Check the listing below for lines with the word "subtitle" and say how many there are, with nothing but the number.
::: Supplied data
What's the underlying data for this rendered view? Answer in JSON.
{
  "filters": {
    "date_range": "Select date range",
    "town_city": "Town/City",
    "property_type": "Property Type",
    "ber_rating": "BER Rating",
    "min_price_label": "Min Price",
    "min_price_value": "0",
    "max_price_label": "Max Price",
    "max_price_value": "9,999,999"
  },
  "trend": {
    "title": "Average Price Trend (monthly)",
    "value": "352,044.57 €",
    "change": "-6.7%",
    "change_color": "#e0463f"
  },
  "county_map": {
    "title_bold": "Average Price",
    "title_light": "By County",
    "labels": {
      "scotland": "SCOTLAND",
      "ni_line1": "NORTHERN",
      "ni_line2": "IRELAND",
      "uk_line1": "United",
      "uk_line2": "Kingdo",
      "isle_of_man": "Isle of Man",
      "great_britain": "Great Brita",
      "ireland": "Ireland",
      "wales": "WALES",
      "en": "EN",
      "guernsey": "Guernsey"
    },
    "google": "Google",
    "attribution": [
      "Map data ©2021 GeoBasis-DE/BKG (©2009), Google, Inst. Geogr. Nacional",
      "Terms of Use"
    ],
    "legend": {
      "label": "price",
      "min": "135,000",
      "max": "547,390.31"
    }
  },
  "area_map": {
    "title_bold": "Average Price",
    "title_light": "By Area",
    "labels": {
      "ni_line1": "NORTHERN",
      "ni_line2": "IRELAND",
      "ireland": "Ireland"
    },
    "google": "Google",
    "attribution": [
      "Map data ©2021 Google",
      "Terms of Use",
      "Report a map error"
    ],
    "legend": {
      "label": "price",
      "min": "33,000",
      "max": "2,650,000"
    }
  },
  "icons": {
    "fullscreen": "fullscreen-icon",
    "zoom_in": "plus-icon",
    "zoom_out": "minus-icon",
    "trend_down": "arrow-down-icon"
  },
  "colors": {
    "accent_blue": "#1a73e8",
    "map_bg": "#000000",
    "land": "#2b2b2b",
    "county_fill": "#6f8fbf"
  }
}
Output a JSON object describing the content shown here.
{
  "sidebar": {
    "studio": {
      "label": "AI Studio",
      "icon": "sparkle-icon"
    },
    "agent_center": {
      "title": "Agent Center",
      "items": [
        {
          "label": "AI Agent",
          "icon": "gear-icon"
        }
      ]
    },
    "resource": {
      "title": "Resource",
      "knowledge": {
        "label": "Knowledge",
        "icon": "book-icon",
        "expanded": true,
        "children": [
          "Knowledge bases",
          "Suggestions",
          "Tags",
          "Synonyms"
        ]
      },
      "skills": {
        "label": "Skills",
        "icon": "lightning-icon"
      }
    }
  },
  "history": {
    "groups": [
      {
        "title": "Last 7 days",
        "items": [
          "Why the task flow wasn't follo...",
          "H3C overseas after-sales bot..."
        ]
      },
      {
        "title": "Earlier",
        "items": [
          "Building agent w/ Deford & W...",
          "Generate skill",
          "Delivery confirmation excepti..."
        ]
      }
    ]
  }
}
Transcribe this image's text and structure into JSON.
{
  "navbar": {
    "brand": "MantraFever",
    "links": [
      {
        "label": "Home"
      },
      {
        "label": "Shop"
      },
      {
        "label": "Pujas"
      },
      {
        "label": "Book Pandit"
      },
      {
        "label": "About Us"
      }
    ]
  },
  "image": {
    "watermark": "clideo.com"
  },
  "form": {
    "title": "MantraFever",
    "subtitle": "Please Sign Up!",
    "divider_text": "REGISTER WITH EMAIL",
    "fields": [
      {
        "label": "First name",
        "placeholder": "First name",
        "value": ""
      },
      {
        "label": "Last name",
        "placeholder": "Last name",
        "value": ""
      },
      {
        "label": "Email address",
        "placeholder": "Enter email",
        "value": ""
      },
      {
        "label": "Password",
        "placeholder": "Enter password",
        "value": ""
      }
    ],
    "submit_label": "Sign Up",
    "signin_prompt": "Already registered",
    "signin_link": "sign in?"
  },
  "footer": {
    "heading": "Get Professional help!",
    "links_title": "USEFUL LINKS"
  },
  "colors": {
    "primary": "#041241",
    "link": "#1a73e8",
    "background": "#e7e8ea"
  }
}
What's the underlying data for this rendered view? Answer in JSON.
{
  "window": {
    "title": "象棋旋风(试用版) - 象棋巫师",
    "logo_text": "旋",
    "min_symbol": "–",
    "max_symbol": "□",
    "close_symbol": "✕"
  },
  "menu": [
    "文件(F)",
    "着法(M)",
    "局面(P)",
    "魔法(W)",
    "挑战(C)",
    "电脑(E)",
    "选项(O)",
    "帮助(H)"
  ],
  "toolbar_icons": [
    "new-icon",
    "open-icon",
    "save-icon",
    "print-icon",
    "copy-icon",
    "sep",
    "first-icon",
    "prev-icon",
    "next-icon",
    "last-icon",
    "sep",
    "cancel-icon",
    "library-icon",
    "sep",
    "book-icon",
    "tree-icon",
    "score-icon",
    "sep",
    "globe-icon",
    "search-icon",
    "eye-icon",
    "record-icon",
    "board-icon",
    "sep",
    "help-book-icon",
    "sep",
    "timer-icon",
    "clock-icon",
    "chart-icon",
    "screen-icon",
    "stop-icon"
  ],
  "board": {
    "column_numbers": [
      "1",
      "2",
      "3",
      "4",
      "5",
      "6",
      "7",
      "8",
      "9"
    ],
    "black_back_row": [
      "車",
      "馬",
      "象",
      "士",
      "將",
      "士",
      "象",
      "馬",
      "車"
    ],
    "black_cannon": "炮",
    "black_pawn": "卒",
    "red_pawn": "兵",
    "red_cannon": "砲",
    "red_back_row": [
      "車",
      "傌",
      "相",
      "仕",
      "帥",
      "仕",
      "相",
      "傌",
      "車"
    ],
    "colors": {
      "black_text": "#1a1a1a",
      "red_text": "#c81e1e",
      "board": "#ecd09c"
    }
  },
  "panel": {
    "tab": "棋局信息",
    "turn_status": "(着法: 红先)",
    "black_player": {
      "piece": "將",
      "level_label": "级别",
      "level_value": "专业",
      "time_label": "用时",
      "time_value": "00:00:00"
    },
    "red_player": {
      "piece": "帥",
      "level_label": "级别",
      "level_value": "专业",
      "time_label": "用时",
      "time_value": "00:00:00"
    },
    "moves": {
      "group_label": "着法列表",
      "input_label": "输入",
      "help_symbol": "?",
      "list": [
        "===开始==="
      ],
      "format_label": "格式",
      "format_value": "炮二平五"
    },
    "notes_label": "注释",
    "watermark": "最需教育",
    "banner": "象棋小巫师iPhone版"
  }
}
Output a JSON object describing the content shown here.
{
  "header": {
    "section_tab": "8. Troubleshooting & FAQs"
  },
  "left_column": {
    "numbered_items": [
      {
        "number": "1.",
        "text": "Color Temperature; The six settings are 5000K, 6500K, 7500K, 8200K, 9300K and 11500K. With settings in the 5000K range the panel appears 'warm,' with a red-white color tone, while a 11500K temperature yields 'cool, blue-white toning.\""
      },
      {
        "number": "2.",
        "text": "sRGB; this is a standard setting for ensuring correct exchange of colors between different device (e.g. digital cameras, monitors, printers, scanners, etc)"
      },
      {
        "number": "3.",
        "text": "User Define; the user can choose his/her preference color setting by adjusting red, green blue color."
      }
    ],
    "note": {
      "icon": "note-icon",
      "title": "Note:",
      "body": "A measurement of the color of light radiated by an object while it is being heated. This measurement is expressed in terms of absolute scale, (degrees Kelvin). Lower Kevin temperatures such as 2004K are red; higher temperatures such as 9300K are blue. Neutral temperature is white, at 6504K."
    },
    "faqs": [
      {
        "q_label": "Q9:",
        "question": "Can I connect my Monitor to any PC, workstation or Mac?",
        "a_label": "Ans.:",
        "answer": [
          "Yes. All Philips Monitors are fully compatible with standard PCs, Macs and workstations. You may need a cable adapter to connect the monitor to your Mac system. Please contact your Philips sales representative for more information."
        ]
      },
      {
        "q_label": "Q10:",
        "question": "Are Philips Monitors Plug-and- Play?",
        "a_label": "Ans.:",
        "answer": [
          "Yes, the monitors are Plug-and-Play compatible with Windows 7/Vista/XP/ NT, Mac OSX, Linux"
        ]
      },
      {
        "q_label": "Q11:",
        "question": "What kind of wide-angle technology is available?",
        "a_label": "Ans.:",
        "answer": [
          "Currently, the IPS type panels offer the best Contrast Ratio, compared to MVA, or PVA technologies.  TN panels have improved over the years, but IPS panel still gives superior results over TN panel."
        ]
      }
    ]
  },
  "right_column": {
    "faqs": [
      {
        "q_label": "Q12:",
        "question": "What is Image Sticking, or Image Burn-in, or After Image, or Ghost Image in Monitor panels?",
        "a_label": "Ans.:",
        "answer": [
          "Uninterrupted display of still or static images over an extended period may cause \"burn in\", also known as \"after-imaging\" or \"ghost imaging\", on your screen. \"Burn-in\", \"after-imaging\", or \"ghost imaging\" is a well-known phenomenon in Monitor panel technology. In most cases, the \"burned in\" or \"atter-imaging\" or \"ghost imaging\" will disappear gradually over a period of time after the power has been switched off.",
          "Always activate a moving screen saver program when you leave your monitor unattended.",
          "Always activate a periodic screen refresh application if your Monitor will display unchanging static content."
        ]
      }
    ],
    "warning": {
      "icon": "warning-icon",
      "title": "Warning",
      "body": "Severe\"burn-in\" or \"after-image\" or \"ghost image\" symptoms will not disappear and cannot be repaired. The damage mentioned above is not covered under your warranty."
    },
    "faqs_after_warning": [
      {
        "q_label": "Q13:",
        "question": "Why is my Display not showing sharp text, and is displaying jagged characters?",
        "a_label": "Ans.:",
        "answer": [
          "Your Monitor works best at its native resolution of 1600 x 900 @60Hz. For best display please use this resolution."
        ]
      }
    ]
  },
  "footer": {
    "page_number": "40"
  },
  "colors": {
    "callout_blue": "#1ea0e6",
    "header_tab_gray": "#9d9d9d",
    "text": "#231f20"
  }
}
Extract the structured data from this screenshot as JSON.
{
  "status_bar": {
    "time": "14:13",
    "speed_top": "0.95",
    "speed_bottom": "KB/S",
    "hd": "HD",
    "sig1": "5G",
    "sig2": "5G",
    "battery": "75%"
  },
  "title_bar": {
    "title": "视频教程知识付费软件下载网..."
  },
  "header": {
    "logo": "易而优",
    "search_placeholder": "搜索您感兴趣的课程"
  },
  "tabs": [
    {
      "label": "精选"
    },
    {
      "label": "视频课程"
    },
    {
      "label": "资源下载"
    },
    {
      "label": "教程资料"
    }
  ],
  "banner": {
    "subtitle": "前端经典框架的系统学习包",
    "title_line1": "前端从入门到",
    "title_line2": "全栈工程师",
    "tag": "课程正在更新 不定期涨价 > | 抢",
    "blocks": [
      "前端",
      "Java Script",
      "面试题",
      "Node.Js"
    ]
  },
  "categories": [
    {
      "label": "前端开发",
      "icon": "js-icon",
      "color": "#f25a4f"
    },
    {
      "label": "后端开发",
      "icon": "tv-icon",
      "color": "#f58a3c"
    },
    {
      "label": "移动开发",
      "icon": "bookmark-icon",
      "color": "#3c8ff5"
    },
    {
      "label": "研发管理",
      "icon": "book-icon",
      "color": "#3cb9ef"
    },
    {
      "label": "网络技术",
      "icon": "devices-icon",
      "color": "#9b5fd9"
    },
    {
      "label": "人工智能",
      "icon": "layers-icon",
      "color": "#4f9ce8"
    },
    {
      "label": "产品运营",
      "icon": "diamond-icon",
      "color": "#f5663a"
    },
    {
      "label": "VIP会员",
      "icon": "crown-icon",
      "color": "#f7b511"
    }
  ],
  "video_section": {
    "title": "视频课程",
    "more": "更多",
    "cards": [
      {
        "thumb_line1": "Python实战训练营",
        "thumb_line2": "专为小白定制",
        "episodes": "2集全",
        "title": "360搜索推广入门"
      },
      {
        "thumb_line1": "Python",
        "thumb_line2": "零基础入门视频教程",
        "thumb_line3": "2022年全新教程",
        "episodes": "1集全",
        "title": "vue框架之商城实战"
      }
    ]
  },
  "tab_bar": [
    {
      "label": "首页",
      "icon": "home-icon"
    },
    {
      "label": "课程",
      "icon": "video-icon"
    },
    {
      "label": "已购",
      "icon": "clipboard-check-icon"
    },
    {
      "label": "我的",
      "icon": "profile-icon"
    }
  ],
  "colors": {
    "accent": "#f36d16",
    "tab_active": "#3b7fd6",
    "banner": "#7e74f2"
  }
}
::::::
Solution:
2